[Element data from apps and pages]
◆ ◆ ◆ ◆ ◆
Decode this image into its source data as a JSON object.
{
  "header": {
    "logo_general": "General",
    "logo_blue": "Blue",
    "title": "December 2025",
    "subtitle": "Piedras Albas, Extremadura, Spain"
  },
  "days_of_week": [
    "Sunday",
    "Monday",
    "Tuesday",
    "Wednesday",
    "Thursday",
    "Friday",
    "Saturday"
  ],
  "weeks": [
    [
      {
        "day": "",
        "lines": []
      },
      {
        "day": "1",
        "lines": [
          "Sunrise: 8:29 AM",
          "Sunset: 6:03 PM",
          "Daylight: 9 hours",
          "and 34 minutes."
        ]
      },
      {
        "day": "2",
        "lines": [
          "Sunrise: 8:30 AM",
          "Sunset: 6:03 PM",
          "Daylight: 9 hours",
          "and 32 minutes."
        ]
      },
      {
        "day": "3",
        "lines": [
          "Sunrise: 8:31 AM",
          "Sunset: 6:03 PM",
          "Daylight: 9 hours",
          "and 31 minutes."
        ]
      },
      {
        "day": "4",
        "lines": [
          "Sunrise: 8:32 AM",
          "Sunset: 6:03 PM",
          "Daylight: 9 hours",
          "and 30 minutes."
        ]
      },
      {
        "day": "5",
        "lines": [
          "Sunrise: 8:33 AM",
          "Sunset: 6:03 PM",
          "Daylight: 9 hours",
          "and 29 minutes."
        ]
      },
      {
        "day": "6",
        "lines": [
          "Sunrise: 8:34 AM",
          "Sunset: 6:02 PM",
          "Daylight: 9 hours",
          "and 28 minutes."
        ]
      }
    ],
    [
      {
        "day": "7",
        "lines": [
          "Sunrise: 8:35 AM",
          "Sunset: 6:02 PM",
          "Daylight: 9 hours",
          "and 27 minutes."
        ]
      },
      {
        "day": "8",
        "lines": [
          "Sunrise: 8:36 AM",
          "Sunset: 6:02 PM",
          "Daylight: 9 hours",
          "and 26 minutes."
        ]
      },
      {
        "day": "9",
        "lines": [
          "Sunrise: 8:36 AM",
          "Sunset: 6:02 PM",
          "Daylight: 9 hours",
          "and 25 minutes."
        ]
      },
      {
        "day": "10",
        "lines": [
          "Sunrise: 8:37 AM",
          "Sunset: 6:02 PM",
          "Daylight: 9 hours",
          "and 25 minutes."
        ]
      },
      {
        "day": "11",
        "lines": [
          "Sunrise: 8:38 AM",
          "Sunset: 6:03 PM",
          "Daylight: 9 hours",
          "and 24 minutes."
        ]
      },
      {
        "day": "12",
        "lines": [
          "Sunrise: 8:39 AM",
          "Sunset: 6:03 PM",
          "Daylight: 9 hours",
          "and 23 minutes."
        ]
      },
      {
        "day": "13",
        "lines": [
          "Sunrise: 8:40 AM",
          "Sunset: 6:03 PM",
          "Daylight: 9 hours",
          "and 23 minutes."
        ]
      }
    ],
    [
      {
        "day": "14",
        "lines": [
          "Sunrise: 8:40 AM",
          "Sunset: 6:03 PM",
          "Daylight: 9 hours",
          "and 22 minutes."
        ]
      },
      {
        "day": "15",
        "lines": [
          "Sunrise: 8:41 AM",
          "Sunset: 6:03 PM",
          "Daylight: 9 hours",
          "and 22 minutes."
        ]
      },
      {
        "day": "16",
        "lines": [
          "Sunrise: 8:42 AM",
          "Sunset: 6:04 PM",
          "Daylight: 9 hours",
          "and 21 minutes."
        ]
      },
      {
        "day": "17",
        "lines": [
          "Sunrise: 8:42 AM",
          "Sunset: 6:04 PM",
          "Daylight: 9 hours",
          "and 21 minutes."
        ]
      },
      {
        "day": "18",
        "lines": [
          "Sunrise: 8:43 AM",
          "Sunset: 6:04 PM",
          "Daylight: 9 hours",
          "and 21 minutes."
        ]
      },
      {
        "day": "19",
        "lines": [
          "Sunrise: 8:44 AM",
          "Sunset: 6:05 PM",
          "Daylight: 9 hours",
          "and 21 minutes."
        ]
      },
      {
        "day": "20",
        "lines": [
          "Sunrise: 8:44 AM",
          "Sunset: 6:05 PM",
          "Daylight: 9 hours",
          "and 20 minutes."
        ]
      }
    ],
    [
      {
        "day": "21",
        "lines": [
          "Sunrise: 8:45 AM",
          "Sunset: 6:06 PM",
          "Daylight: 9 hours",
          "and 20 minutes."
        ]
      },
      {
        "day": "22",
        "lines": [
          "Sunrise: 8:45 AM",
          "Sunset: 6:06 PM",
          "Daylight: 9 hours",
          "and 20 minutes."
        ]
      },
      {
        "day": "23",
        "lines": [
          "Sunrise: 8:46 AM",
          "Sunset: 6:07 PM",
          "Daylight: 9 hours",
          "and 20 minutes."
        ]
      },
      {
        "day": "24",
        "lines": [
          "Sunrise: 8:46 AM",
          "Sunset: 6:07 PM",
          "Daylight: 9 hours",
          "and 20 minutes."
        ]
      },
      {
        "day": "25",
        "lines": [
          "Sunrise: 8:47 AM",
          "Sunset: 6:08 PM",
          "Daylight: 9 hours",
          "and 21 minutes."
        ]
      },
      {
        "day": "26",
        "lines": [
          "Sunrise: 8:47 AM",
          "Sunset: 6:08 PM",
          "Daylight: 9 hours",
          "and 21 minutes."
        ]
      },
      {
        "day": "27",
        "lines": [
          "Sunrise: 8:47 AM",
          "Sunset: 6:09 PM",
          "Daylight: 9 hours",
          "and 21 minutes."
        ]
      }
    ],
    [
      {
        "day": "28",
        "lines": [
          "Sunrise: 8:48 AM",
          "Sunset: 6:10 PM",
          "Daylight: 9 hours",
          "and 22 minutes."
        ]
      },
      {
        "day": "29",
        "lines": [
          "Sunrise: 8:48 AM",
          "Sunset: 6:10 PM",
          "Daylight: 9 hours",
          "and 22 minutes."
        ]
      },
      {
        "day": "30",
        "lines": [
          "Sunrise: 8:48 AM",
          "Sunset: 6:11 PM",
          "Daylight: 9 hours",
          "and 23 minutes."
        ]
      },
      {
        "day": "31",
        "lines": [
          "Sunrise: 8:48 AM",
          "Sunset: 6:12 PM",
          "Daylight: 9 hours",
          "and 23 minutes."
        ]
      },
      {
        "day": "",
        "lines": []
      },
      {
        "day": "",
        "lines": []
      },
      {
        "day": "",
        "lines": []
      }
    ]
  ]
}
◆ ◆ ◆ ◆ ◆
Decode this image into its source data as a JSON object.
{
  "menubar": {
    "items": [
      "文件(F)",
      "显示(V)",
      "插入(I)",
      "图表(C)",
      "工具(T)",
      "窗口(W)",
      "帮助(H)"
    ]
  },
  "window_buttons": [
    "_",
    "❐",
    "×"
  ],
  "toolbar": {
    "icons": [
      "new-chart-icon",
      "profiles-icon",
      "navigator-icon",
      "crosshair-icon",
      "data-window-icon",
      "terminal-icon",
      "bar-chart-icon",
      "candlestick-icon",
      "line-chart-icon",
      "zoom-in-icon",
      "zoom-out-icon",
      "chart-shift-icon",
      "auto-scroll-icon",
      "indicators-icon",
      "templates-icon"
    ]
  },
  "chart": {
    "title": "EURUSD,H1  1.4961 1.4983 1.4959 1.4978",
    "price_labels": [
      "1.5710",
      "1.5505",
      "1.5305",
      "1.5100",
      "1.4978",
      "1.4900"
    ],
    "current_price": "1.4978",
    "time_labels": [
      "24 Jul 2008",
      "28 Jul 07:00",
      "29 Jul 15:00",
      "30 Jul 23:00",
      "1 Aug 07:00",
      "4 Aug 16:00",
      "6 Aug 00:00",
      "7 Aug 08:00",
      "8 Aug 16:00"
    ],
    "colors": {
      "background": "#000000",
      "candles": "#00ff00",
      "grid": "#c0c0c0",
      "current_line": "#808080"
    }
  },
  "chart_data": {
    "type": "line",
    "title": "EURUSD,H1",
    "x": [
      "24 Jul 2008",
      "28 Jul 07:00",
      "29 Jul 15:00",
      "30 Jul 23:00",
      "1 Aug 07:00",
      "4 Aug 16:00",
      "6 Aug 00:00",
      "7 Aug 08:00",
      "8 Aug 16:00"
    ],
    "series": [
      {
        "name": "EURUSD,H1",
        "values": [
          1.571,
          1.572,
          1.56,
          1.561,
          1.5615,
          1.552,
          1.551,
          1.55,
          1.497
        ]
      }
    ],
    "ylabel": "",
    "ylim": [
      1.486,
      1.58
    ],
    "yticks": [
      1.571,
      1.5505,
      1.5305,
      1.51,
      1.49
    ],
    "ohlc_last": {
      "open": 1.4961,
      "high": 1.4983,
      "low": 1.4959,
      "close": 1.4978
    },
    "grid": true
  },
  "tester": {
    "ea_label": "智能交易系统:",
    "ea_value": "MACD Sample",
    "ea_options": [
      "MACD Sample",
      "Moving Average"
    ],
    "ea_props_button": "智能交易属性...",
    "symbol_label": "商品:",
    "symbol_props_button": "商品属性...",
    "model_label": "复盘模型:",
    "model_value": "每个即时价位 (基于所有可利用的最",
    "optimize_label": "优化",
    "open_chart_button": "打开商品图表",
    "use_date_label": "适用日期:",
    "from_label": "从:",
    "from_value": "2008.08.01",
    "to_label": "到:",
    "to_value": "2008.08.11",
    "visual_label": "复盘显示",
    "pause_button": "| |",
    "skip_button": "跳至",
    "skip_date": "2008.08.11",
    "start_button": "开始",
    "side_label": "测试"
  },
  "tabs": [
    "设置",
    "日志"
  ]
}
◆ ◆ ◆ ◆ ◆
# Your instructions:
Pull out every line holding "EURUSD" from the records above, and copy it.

# Answer to this exercise:
    "title": "EURUSD,H1  1.4961 1.4983 1.4959 1.4978",
    "title": "EURUSD,H1",
        "name": "EURUSD,H1",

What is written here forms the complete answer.